### Dataset content

=-=-=

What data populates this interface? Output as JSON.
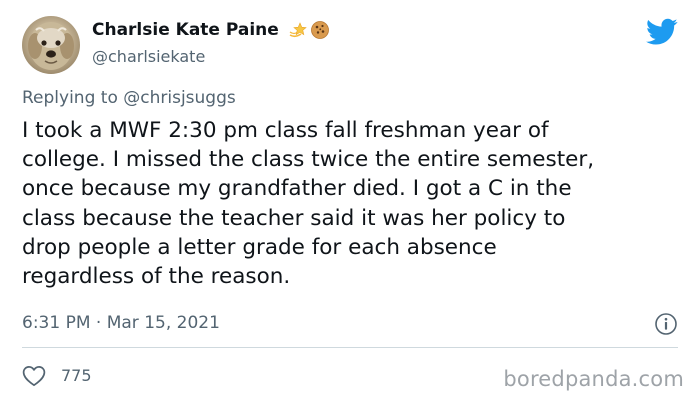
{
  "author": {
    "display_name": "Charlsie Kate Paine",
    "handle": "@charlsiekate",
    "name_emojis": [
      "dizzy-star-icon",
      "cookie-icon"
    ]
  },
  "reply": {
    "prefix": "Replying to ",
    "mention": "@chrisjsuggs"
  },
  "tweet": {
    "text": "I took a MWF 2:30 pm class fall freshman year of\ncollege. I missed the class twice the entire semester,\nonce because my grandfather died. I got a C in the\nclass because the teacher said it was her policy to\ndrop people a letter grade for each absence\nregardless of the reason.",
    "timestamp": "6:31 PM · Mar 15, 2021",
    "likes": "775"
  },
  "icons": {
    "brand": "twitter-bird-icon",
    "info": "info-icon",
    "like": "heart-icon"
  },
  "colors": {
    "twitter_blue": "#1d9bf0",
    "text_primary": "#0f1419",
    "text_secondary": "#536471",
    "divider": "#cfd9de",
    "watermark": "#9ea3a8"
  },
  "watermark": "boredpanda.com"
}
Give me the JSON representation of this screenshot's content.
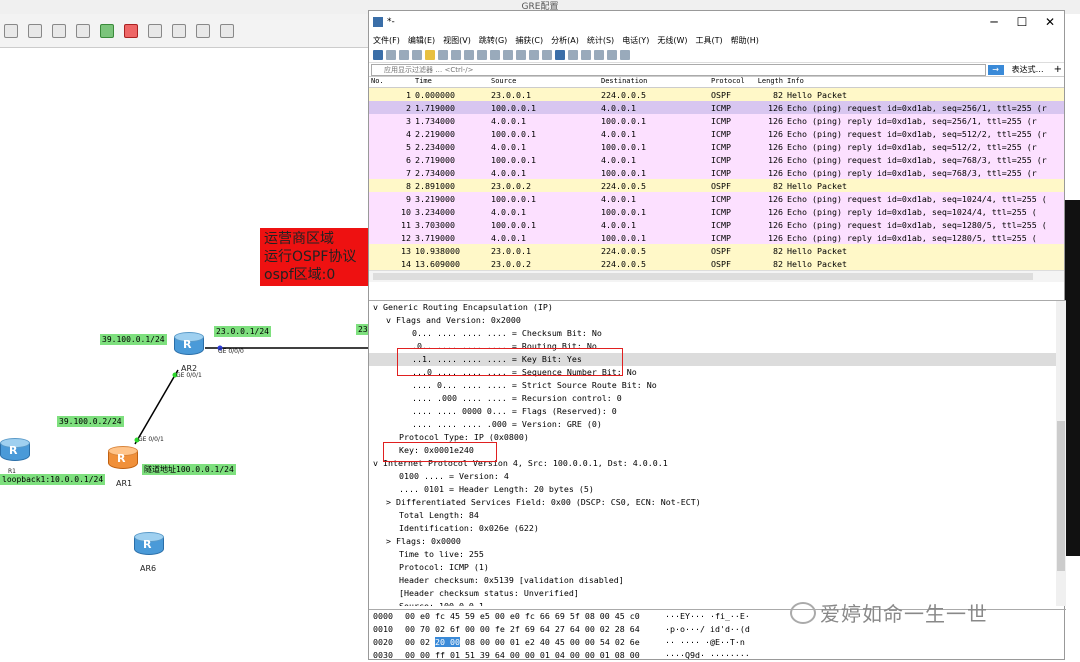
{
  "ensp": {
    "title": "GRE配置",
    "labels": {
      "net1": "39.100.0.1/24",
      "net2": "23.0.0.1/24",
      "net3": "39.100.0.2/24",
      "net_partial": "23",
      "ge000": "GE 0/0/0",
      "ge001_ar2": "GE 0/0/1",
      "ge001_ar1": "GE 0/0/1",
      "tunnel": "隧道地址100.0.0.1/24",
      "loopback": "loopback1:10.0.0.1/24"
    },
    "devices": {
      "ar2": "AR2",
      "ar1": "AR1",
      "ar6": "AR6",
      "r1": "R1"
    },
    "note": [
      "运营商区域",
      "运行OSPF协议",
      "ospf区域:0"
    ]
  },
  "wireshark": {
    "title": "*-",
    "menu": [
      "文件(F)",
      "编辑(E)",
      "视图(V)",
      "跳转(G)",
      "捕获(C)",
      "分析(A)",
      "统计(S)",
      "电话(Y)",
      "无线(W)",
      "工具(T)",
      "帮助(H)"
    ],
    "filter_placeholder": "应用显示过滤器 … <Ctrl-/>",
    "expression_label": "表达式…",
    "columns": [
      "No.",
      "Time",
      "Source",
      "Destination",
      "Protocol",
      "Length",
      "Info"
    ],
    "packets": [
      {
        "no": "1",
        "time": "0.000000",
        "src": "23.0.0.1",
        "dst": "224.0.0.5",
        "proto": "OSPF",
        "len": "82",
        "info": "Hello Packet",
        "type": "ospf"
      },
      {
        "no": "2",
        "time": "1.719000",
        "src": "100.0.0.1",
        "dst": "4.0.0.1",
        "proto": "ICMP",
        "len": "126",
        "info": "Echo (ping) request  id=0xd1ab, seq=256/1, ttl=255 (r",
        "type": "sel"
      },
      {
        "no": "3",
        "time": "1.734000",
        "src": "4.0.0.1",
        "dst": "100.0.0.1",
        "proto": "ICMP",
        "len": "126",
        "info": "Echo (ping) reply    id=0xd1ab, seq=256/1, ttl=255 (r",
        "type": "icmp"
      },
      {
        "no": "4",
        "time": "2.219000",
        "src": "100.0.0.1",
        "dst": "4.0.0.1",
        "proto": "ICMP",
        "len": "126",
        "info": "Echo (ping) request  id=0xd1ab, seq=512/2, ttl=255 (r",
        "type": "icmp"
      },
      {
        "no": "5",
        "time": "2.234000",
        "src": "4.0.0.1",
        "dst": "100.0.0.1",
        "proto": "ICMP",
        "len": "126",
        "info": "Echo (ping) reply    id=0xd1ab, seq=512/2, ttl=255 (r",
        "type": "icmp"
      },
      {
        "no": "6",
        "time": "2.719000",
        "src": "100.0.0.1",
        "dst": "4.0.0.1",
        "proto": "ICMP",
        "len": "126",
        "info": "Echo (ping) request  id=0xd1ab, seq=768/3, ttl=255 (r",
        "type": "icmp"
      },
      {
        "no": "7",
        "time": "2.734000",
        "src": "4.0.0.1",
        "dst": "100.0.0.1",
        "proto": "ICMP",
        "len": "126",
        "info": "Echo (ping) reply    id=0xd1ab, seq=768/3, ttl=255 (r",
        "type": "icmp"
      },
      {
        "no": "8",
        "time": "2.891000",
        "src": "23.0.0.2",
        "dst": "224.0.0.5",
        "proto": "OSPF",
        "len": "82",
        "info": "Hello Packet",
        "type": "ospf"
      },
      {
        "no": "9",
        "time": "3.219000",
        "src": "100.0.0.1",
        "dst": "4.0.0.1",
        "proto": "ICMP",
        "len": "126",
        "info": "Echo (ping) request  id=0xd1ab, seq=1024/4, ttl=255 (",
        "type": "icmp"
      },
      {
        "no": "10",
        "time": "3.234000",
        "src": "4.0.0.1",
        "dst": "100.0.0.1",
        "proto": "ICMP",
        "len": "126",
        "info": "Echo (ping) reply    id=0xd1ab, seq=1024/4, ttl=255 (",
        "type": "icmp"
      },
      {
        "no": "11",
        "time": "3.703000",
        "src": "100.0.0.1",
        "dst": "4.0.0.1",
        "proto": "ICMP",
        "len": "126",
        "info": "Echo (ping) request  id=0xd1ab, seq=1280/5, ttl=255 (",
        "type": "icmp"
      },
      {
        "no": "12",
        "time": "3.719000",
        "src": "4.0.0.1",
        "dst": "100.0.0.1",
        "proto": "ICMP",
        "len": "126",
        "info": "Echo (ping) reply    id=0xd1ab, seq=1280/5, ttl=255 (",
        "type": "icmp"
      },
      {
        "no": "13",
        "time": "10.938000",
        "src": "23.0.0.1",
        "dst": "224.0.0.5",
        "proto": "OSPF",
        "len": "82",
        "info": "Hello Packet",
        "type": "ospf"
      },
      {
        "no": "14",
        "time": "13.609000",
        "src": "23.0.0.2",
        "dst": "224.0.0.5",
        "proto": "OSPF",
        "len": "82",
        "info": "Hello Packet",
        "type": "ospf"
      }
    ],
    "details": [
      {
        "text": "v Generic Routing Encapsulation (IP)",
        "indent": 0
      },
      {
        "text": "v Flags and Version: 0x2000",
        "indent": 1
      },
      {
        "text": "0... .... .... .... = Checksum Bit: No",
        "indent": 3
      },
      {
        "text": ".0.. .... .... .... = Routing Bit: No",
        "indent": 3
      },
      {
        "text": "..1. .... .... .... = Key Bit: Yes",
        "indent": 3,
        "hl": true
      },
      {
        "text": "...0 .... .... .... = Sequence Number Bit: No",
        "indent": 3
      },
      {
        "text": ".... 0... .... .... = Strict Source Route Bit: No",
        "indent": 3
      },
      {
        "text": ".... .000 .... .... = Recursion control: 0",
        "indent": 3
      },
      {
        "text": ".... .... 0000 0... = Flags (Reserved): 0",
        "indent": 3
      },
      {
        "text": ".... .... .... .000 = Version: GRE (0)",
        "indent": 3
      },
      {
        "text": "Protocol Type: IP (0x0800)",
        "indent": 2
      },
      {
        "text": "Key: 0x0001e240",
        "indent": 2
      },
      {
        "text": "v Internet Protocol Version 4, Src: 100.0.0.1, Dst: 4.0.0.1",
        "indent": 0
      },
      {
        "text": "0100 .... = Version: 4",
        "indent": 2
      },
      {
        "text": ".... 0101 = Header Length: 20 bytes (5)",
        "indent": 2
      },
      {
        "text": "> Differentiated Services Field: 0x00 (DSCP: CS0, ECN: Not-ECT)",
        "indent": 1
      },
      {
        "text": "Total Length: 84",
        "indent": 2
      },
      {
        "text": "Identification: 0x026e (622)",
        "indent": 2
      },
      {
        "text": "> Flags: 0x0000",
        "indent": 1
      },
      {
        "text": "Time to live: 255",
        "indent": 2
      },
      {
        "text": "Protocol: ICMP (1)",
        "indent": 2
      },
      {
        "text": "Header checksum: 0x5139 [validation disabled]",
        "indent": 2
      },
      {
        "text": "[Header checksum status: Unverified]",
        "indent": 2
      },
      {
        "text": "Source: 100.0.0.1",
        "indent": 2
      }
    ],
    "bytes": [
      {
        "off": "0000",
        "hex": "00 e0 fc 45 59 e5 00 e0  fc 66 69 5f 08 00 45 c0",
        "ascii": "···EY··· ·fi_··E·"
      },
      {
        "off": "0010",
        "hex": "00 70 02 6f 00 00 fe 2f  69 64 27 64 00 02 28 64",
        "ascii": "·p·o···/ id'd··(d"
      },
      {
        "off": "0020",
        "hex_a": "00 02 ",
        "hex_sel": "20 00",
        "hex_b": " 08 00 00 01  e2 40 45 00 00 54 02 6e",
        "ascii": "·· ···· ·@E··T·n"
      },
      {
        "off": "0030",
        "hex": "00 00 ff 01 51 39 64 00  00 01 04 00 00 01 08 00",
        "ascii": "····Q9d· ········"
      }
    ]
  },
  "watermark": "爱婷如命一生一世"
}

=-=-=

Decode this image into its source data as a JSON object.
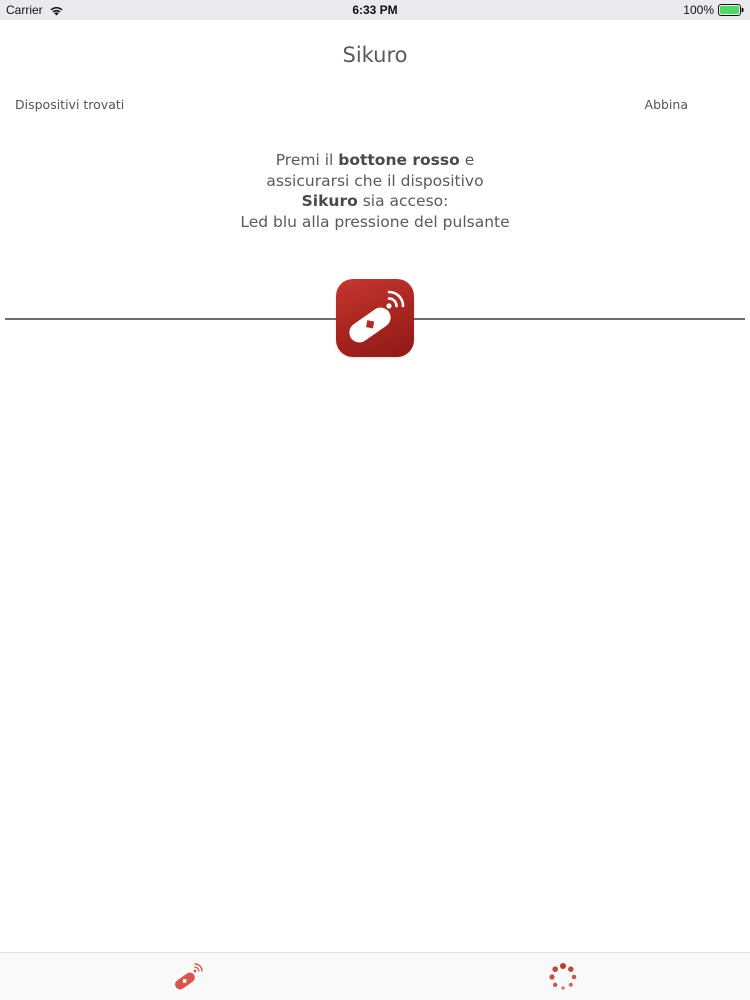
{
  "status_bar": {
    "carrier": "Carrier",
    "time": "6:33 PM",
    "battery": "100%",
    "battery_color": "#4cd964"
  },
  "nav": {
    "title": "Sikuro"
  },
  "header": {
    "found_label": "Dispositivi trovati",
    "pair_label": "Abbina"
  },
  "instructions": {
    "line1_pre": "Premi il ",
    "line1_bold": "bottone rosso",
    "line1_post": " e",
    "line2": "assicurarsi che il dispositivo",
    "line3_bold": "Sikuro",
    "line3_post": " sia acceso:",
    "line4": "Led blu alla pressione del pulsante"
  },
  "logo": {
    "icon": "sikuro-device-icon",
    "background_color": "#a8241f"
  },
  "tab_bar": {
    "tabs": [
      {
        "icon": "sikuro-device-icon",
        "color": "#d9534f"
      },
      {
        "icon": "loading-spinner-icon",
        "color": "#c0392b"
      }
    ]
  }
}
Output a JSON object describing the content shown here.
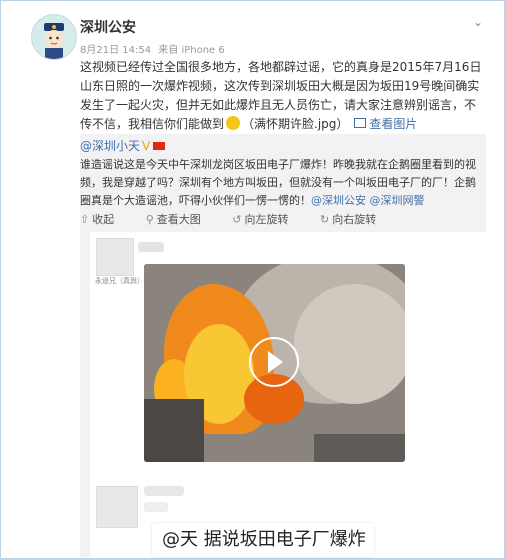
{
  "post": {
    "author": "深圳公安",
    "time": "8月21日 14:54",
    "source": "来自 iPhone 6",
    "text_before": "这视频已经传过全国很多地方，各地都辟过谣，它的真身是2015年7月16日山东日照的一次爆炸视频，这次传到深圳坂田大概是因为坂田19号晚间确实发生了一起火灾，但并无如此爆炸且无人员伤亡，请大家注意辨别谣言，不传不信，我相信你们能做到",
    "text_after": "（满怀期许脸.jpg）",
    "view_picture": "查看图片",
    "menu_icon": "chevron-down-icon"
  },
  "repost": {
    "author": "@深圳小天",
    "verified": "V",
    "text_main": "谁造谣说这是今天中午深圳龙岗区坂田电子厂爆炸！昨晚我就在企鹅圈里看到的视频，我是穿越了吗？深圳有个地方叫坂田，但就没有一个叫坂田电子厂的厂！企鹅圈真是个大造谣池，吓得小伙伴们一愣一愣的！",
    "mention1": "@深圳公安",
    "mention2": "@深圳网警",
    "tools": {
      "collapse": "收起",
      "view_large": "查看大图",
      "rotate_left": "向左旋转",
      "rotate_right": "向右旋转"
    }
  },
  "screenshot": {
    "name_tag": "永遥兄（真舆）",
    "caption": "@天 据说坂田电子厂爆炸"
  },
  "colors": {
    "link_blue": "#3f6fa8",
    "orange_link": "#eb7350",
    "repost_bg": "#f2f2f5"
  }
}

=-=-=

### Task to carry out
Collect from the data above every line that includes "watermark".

### Expected answer
    "watermark": "#9ea3a8"
  "watermark": "boredpanda.com"
  "watermark": "爱婷如命一生一世"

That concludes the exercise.